Ua hānau ka ‘āina, hānau ke ali‘i, hānau ke kanaka.
Born was the land, born were the chiefs, born were the common people.
The land, the chiefs and the commoners belong together.
For Hawaiians, the natural environment was imbued with religious significance. Geological features, plants and animals were often revered as kinolau, or manifestations of the many gods. Religion pervaded people’s lives – from the maka‘āinana (commoners) to the highest ranks of ali‘i, who ruled as embodiments of the gods. Ali‘i held the responsibility of caring for both the land and the maka‘āinana.
Hawai‘i’s complex social hierarchy was bound by a code of strict prohibitions, or kapu, that divided people by class and gender. Ali‘i of the highest rank possessed kapu moe, which required that people prostrate themselves in the ali‘i’s presence. Men and women were forbidden from eating together, an ‘ai kapu that was “universal, strictly enforced, and also punishable by death.”1 Women were especially restricted. They were barred from religious temples and could not eat foods such as banana, coconut or pig. They also were not permitted to handle kalo, an important kinolau of the god Kāne.
The ‘ai kapu not only regulated eating but applied as well to the ‘āina, where strictures on fishing, planting and harvesting helped conserve natural resources. O.A. Bushnell argues that certain kapu on cooking and sanitation contributed to the robust health of Hawaiians. The British captain James King, who sailed on Cook’s third voyage, wrote that the people were “exceedingly cleanly at their meals and their modes of dressing both their animal and vegetable food, was universally allowed to be superior to ours.”2
As populations increased and agricultural methods became more complex, governance structures emerged that favored the consolidation of rule, the implementation of a tribute system, and the emergence of a priestly class called kahuna. The kahuna reinforced the ali‘i’s divine right to rule, symbolized in the numerous heiau3 that had sprung up around the islands.
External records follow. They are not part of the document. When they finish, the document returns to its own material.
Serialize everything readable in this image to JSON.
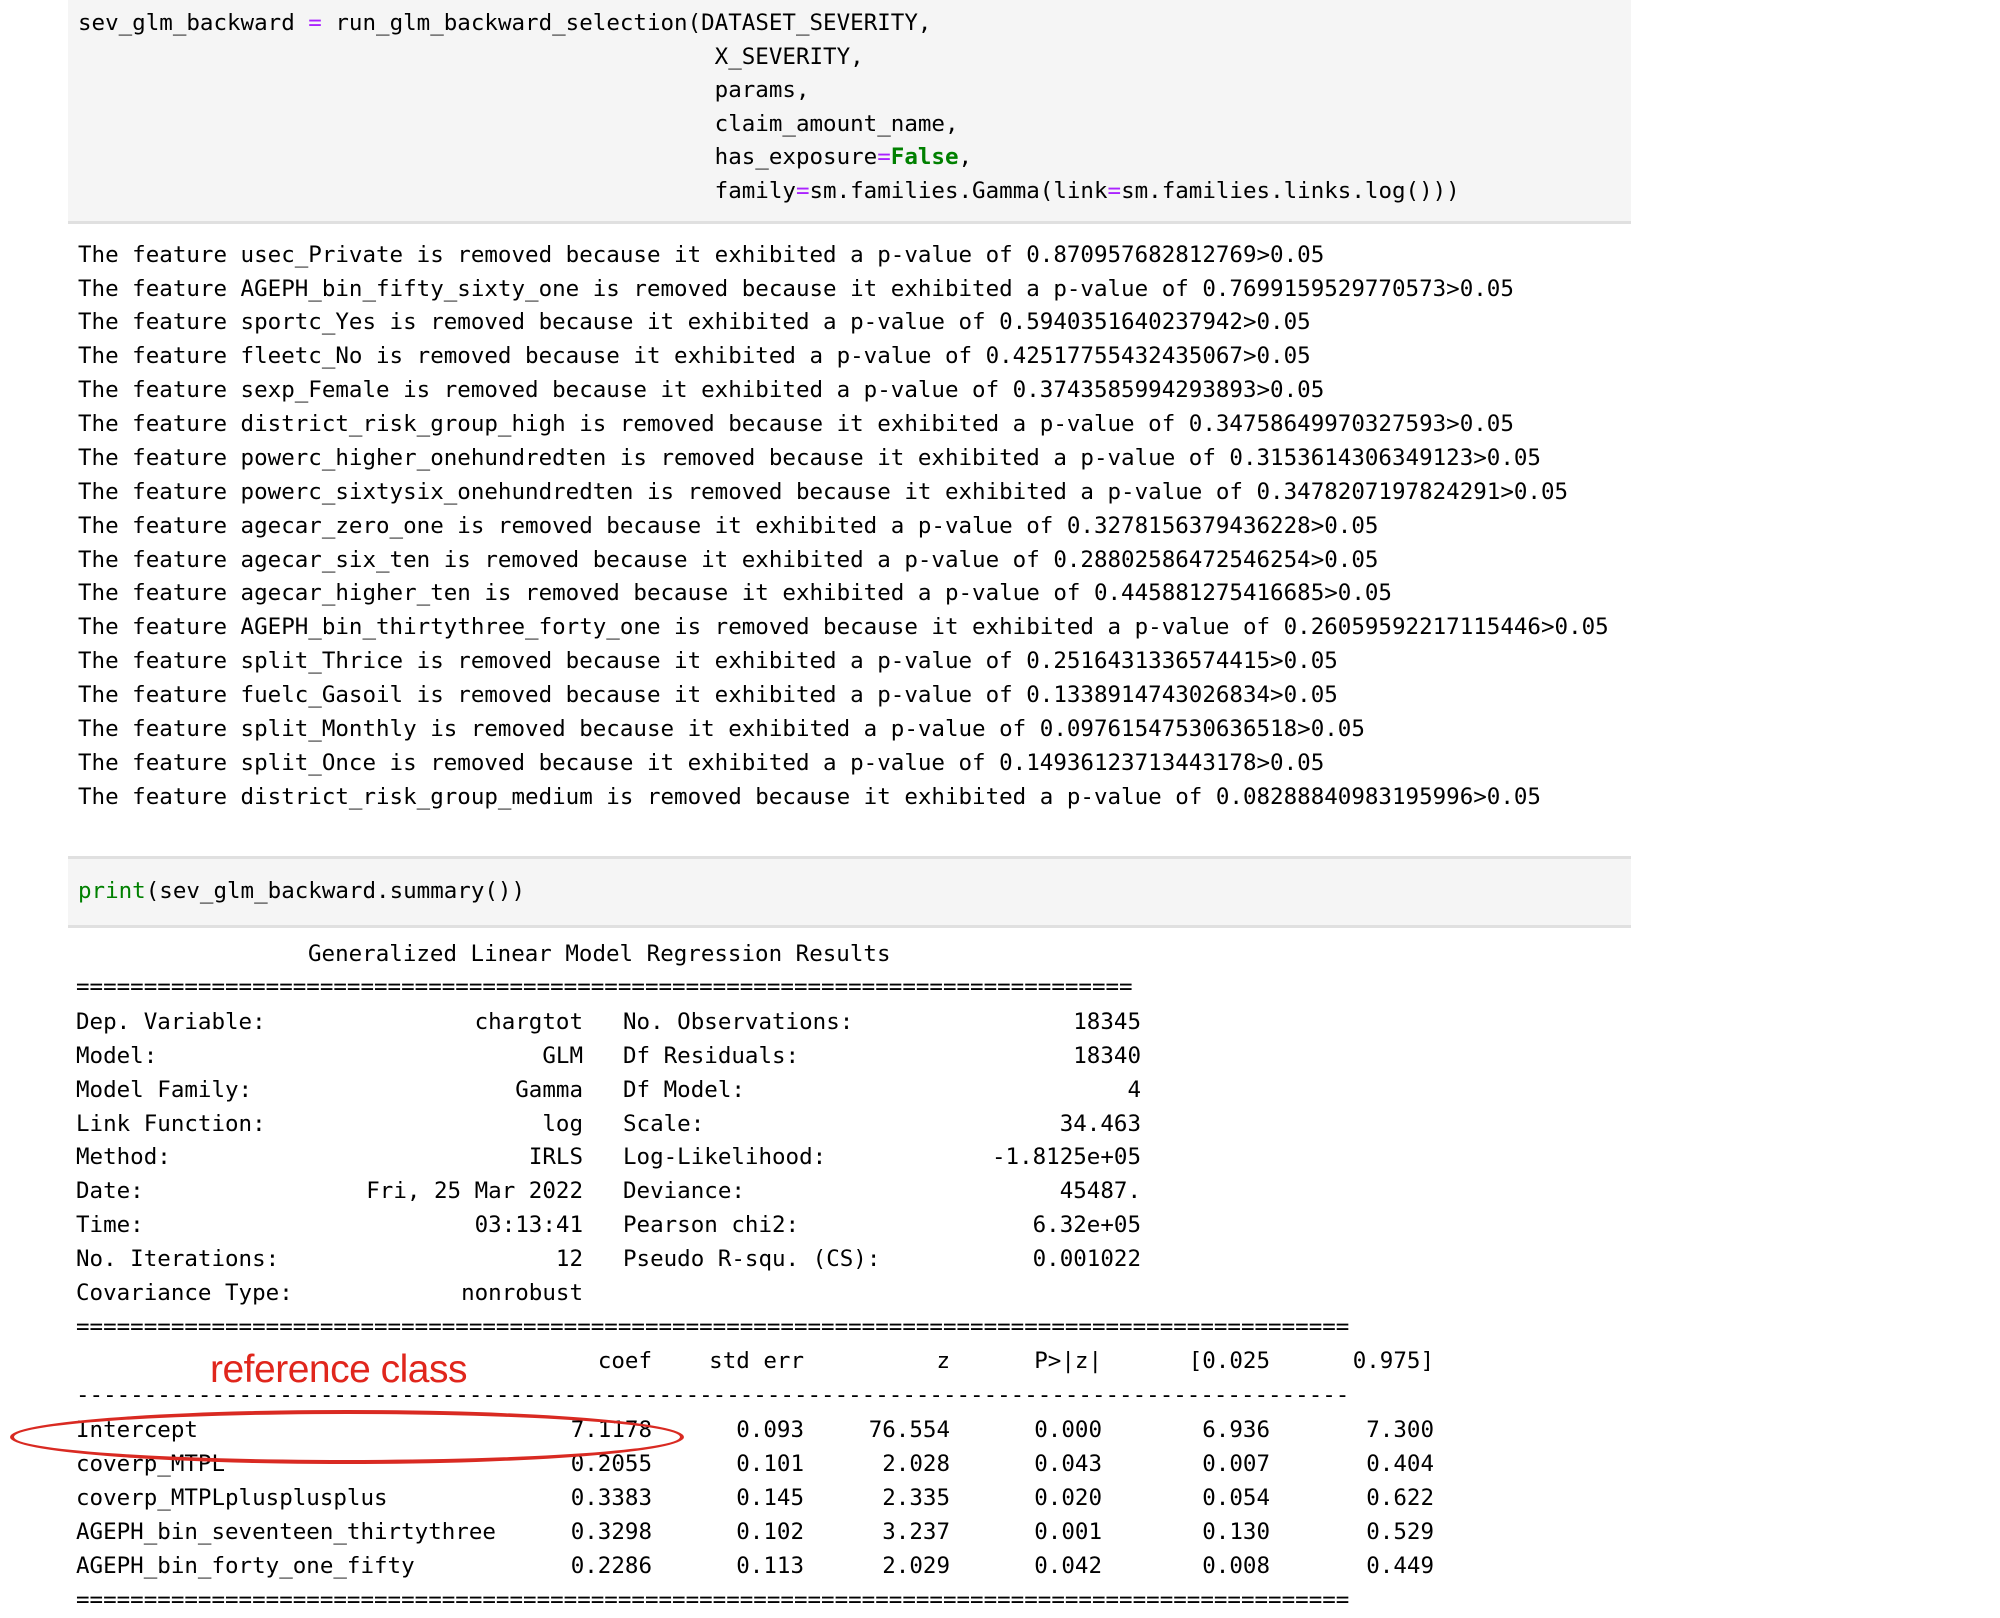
{
  "code_cell_1": {
    "lines": [
      {
        "prefix": "sev_glm_backward ",
        "eq": "=",
        "rest": " run_glm_backward_selection(DATASET_SEVERITY,"
      },
      {
        "text": "                                               X_SEVERITY,"
      },
      {
        "text": "                                               params,"
      },
      {
        "text": "                                               claim_amount_name,"
      },
      {
        "prefix": "                                               has_exposure",
        "eq": "=",
        "kw": "False",
        "rest": ","
      },
      {
        "prefix": "                                               family",
        "eq": "=",
        "mid": "sm.families.Gamma(link",
        "eq2": "=",
        "rest": "sm.families.links.log()))"
      }
    ]
  },
  "output_1": {
    "lines": [
      "The feature usec_Private is removed because it exhibited a p-value of 0.870957682812769>0.05",
      "The feature AGEPH_bin_fifty_sixty_one is removed because it exhibited a p-value of 0.7699159529770573>0.05",
      "The feature sportc_Yes is removed because it exhibited a p-value of 0.5940351640237942>0.05",
      "The feature fleetc_No is removed because it exhibited a p-value of 0.42517755432435067>0.05",
      "The feature sexp_Female is removed because it exhibited a p-value of 0.3743585994293893>0.05",
      "The feature district_risk_group_high is removed because it exhibited a p-value of 0.34758649970327593>0.05",
      "The feature powerc_higher_onehundredten is removed because it exhibited a p-value of 0.3153614306349123>0.05",
      "The feature powerc_sixtysix_onehundredten is removed because it exhibited a p-value of 0.3478207197824291>0.05",
      "The feature agecar_zero_one is removed because it exhibited a p-value of 0.3278156379436228>0.05",
      "The feature agecar_six_ten is removed because it exhibited a p-value of 0.28802586472546254>0.05",
      "The feature agecar_higher_ten is removed because it exhibited a p-value of 0.445881275416685>0.05",
      "The feature AGEPH_bin_thirtythree_forty_one is removed because it exhibited a p-value of 0.26059592217115446>0.05",
      "The feature split_Thrice is removed because it exhibited a p-value of 0.2516431336574415>0.05",
      "The feature fuelc_Gasoil is removed because it exhibited a p-value of 0.1338914743026834>0.05",
      "The feature split_Monthly is removed because it exhibited a p-value of 0.09761547530636518>0.05",
      "The feature split_Once is removed because it exhibited a p-value of 0.14936123713443178>0.05",
      "The feature district_risk_group_medium is removed because it exhibited a p-value of 0.08288840983195996>0.05"
    ]
  },
  "code_cell_2": {
    "builtin": "print",
    "rest": "(sev_glm_backward.summary())"
  },
  "summary": {
    "title": "Generalized Linear Model Regression Results",
    "rule_short": "==============================================================================",
    "rule_long": "==============================================================================================",
    "rule_dash": "----------------------------------------------------------------------------------------------",
    "left_rows": [
      {
        "label": "Dep. Variable:",
        "value": "chargtot"
      },
      {
        "label": "Model:",
        "value": "GLM"
      },
      {
        "label": "Model Family:",
        "value": "Gamma"
      },
      {
        "label": "Link Function:",
        "value": "log"
      },
      {
        "label": "Method:",
        "value": "IRLS"
      },
      {
        "label": "Date:",
        "value": "Fri, 25 Mar 2022"
      },
      {
        "label": "Time:",
        "value": "03:13:41"
      },
      {
        "label": "No. Iterations:",
        "value": "12"
      },
      {
        "label": "Covariance Type:",
        "value": "nonrobust"
      }
    ],
    "right_rows": [
      {
        "label": "No. Observations:",
        "value": "18345"
      },
      {
        "label": "Df Residuals:",
        "value": "18340"
      },
      {
        "label": "Df Model:",
        "value": "4"
      },
      {
        "label": "Scale:",
        "value": "34.463"
      },
      {
        "label": "Log-Likelihood:",
        "value": "-1.8125e+05"
      },
      {
        "label": "Deviance:",
        "value": "45487."
      },
      {
        "label": "Pearson chi2:",
        "value": "6.32e+05"
      },
      {
        "label": "Pseudo R-squ. (CS):",
        "value": "0.001022"
      }
    ],
    "coef_headers": [
      "coef",
      "std err",
      "z",
      "P>|z|",
      "[0.025",
      "0.975]"
    ],
    "coef_rows": [
      {
        "name": "Intercept",
        "values": [
          "7.1178",
          "0.093",
          "76.554",
          "0.000",
          "6.936",
          "7.300"
        ]
      },
      {
        "name": "coverp_MTPL",
        "values": [
          "0.2055",
          "0.101",
          "2.028",
          "0.043",
          "0.007",
          "0.404"
        ]
      },
      {
        "name": "coverp_MTPLplusplusplus",
        "values": [
          "0.3383",
          "0.145",
          "2.335",
          "0.020",
          "0.054",
          "0.622"
        ]
      },
      {
        "name": "AGEPH_bin_seventeen_thirtythree",
        "values": [
          "0.3298",
          "0.102",
          "3.237",
          "0.001",
          "0.130",
          "0.529"
        ]
      },
      {
        "name": "AGEPH_bin_forty_one_fifty",
        "values": [
          "0.2286",
          "0.113",
          "2.029",
          "0.042",
          "0.008",
          "0.449"
        ]
      }
    ]
  },
  "annotation": {
    "label": "reference class",
    "color": "#e0261c"
  }
}
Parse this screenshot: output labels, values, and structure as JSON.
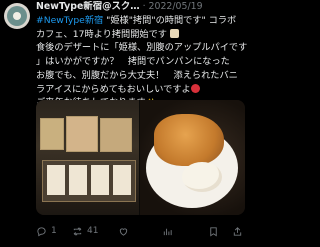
{
  "tweet": {
    "display_name": "NewType新宿@スク…",
    "separator": "·",
    "date": "2022/05/19",
    "lines": [
      {
        "tag": "#NewType新宿",
        "text": " \"姫様\"拷問\"の時間です\" コラボ"
      },
      {
        "text": "カフェ、17時より拷問開始です"
      },
      {
        "text": "食後のデザートに「姫様、別腹のアップルパイです"
      },
      {
        "text": "」はいかがですか？　拷問でパンパンになった"
      },
      {
        "text": "お腹でも、別腹だから大丈夫！　添えられたバニ"
      },
      {
        "text": "ラアイスにからめてもおいしいですよ"
      },
      {
        "text": "ご来年お待ちしております"
      }
    ]
  },
  "actions": {
    "reply_count": "1",
    "retweet_count": "41",
    "like_count": "",
    "views_count": ""
  },
  "icons": {
    "reply": "reply-icon",
    "retweet": "retweet-icon",
    "like": "heart-icon",
    "views": "views-icon",
    "bookmark": "bookmark-icon",
    "share": "share-icon"
  },
  "colors": {
    "background": "#000000",
    "text": "#e7e9ea",
    "muted": "#71767b",
    "link": "#1d9bf0"
  }
}
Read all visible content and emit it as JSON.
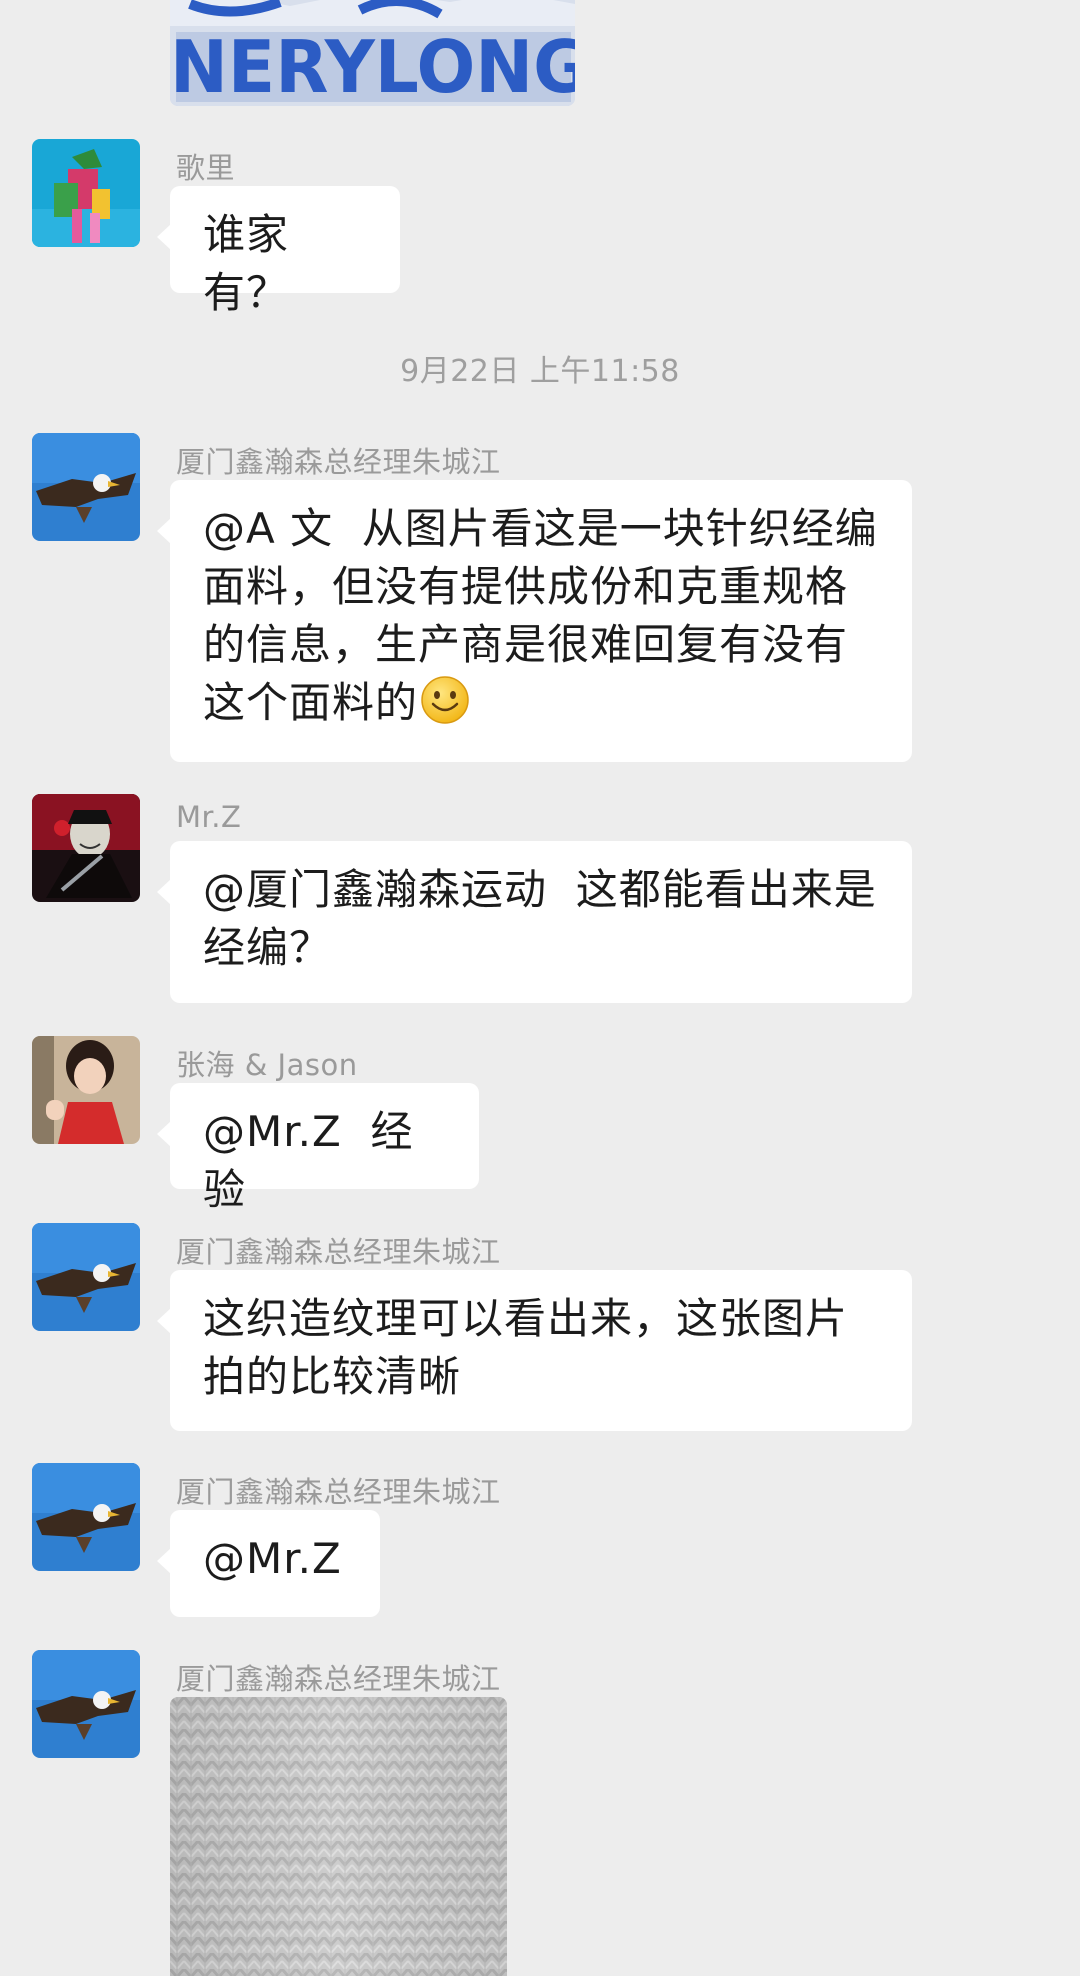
{
  "chat": {
    "top_image": {
      "visible_text": "NERYLONG"
    },
    "timestamp": "9月22日 上午11:58",
    "messages": [
      {
        "sender": "歌里",
        "text": "谁家有？"
      },
      {
        "sender": "厦门鑫瀚森总经理朱城江",
        "text": "@A 文  从图片看这是一块针织经编面料，但没有提供成份和克重规格的信息，生产商是很难回复有没有这个面料的",
        "emoji": "smile-emoji"
      },
      {
        "sender": "Mr.Z",
        "text": "@厦门鑫瀚森运动  这都能看出来是经编？"
      },
      {
        "sender": "张海 & Jason",
        "text": "@Mr.Z  经验"
      },
      {
        "sender": "厦门鑫瀚森总经理朱城江",
        "text": "这织造纹理可以看出来，这张图片拍的比较清晰"
      },
      {
        "sender": "厦门鑫瀚森总经理朱城江",
        "text": "@Mr.Z"
      },
      {
        "sender": "厦门鑫瀚森总经理朱城江",
        "image": "knit-fabric-photo"
      }
    ]
  },
  "colors": {
    "background": "#ededed",
    "bubble": "#ffffff",
    "sender_name": "#9a9a9a",
    "timestamp": "#9f9f9f",
    "text": "#1c1c1c"
  }
}
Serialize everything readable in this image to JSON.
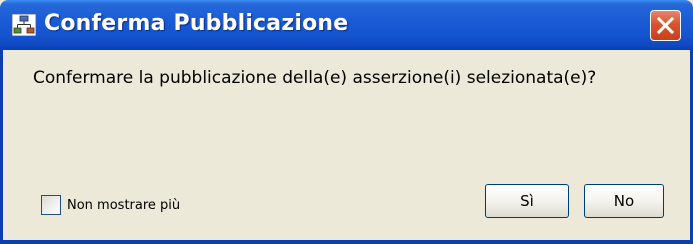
{
  "dialog": {
    "title": "Conferma Pubblicazione",
    "title_icon": "app-network-icon",
    "close_icon": "close-icon",
    "message": "Confermare la pubblicazione della(e) asserzione(i) selezionata(e)?",
    "checkbox": {
      "label": "Non mostrare più",
      "checked": false
    },
    "buttons": {
      "yes_label": "Sì",
      "no_label": "No"
    }
  },
  "colors": {
    "titlebar": "#1554d0",
    "body": "#ece9d8",
    "close_button": "#d9552e"
  }
}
In 1790 – 1791, after hearing a kahuna’s prophecy, Kamehameha I ordered the construction of Pu‘ukoholā Heiau in Kawaihae, Hawai‘i, to affirm his spiritual mandate to consolidate the kingdom. Two decades later, in 1810, Kamehameha became the first leader to unify the Hawaiian Islands, thereby taking control of the islands’ political, economic and social destiny.
1Abbot, Isabel, La‘au Hawai‘i: Traditional Hawaiian Uses of Plants, Bishop Museum Press, Honolulu, Hawai‘i, 1992, p. 19. 2Cook, James, The Voyages of Captain James Cook, Volume 2, William Smith, London, 1842, p. 423. 3Stone temples built without the use of mortar.